[Dataset rows describing interfaces]
══════

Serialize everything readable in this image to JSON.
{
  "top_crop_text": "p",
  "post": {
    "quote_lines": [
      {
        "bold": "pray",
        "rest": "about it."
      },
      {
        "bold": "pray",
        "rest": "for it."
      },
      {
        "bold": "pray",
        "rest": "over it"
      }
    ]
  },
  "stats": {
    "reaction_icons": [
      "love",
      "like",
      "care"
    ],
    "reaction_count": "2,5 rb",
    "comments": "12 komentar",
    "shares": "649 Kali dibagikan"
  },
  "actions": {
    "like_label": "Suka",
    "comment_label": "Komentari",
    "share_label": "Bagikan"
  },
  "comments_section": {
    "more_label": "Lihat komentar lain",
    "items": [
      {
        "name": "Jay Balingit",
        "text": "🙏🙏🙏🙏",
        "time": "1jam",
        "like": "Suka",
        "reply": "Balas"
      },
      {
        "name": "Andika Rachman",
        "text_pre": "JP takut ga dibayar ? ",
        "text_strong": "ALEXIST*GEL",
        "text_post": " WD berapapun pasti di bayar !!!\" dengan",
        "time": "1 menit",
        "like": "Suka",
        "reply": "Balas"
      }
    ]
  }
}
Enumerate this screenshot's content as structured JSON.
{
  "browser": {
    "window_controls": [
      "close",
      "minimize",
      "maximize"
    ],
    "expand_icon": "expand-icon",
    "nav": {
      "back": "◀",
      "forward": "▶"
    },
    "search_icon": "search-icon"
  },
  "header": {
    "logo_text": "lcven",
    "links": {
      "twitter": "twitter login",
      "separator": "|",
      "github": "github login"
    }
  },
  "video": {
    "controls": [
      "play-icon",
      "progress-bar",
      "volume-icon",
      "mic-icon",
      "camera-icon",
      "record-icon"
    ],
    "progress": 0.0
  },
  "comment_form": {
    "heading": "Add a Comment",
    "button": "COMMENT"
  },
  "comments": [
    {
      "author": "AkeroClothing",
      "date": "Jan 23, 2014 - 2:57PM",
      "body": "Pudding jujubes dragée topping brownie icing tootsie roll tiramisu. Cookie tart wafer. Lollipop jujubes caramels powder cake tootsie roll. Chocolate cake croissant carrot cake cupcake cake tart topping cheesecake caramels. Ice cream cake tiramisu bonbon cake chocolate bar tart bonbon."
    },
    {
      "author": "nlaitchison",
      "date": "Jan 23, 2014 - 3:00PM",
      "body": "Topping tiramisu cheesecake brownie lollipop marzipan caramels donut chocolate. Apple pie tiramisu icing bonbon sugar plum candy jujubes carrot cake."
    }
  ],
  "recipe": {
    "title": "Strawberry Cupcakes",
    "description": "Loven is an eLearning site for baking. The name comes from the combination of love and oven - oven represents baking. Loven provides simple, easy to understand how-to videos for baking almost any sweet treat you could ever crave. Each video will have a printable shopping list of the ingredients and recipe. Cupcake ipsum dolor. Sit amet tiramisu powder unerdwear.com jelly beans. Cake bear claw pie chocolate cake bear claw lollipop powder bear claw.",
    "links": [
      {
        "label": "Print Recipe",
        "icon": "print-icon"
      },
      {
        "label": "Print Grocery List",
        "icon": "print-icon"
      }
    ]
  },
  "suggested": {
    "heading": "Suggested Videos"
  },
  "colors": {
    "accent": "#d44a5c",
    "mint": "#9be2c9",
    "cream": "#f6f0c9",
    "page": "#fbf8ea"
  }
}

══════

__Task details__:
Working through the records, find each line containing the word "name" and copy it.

__Completed exercise__:
        "name": "Jay Balingit",
        "name": "Andika Rachman",
    "description": "Loven is an eLearning site for baking. The name comes from the combination of love and oven - oven represents baking. Loven provides simple, easy to understand how-to videos for baking almost any sweet treat you could ever crave. Each video will have a printable shopping list of the ingredients and recipe. Cupcake ipsum dolor. Sit amet tiramisu powder unerdwear.com jelly beans. Cake bear claw pie chocolate cake bear claw lollipop powder bear claw.",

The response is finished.